|The Psychopath Whisperer: The Science of Those without Conscience
by Kent A Kiehl, narrated by Kevin Pariseau
In this fascinating scientific exploration into the biological differences between psychopaths and non-psychopathic people, Kiehl discusses his own dealings with psycopaths in prisons. Kiehl is known as the first person to use an MRI in a prison to study the differences between psychopaths and non-psychopathic prisoners.
Kiehl would determine psycopathy by interviewing prisoners and then rating them 1-3 on a list of 20 attributes. A score of 30 indicates a psychopath. Approximately 20% of inmates were psychopaths. A balanced number of people who rate high and low on the psychopathy scale would be chosen for the experiments.
Once the study subjects were put in the MRI, they would be shown pictures of three types: a morally neutral photo (perhaps an ice cream cone), a morally ambiguous photo (perhaps a wrestling match), and a immoral act (perhaps someone placing a bomb in a car). The prisoners would then rate one a 1-5 scale how immoral the picture was. When a person who scores low on the psychopathy scale sees an immoral picture, his limbic system lights up; but a psychopath’s limbic system remains eerily dark.

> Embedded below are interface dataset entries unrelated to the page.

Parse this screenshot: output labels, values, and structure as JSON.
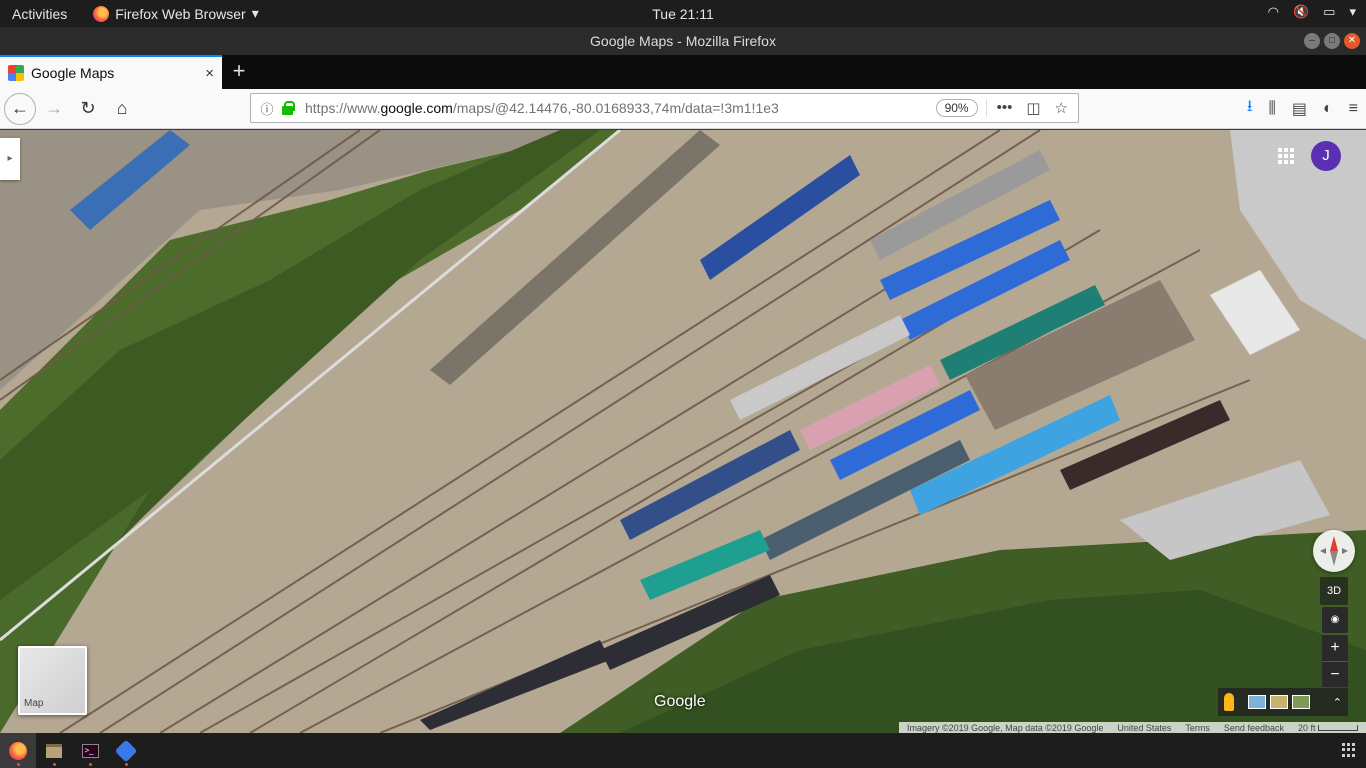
{
  "system": {
    "activities": "Activities",
    "app_menu": "Firefox Web Browser",
    "clock": "Tue 21:11"
  },
  "window": {
    "title": "Google Maps - Mozilla Firefox"
  },
  "tab": {
    "title": "Google Maps",
    "close": "×",
    "new_tab": "+"
  },
  "navbar": {
    "url_scheme_prefix": "https://www.",
    "url_host": "google.com",
    "url_path": "/maps/@42.14476,-80.0168933,74m/data=!3m1!1e3",
    "zoom": "90%"
  },
  "map": {
    "account_initial": "J",
    "map_toggle_label": "Map",
    "logo": "Google",
    "btn_3d": "3D",
    "zoom_in": "+",
    "zoom_out": "−",
    "imagery_chevron": "⌃",
    "attribution": {
      "imagery": "Imagery ©2019 Google, Map data ©2019 Google",
      "country": "United States",
      "terms": "Terms",
      "feedback": "Send feedback",
      "scale": "20 ft"
    }
  },
  "colors": {
    "firefox_accent": "#0a84ff",
    "secure_lock": "#12bc00",
    "avatar": "#5b2fb4",
    "ubuntu_orange": "#e95420"
  },
  "icons": {
    "tray": [
      "wifi-icon",
      "volume-muted-icon",
      "battery-icon",
      "system-menu-icon"
    ],
    "dock": [
      "firefox-icon",
      "files-icon",
      "terminal-icon",
      "network-icon"
    ]
  }
}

In his book, Kiehl also discusses findings other people have made about psychopaths – like the fact that they have no startle reflex. This mixture of scientific, psychological, and personal narrative make for a fantastic book.

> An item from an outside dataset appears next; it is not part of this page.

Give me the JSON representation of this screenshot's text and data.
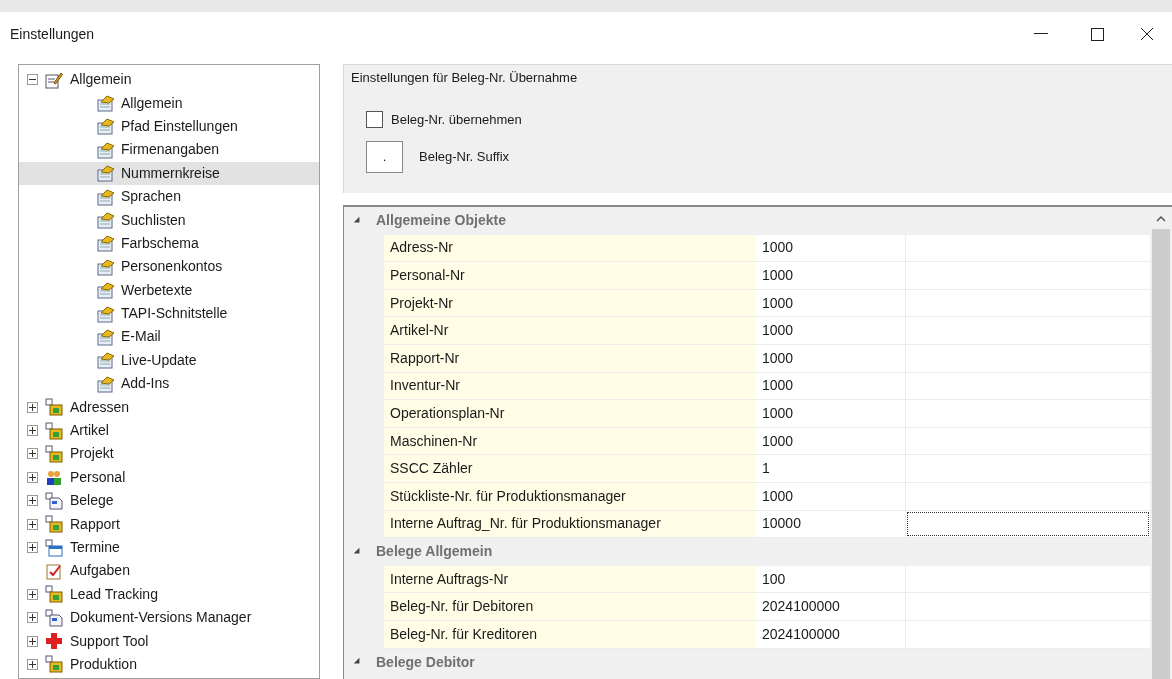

I enjoyed this book quite a bit – especially the ethical implications of whether a psychopath deserves an insanity plea because their brains function differently than “normal” people and they are unable to physiologically respond the “right” way to the thought of immoral activity. Kiehl himself longs for a day when psychopathy will be caught earlier in childhood, so that they can receive treatment rather than incarceration. But the issue is quite an ethical dilemma. Where do you draw the line on the insanity plea?

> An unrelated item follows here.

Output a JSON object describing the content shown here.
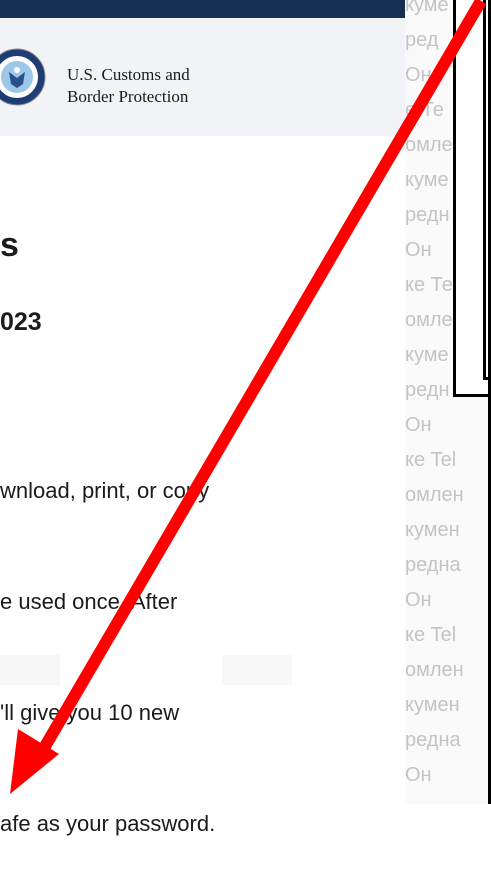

I have previously discussed another ethical dilemma of the insanity plea: whether, in a patient with dissociative identity disorder, it is ethical to punish one personality for what another personality has done. Again, where’s the line? And then I wonder about what the neurodiversity movement would say about the whole thing? Things that make you go hmmmm.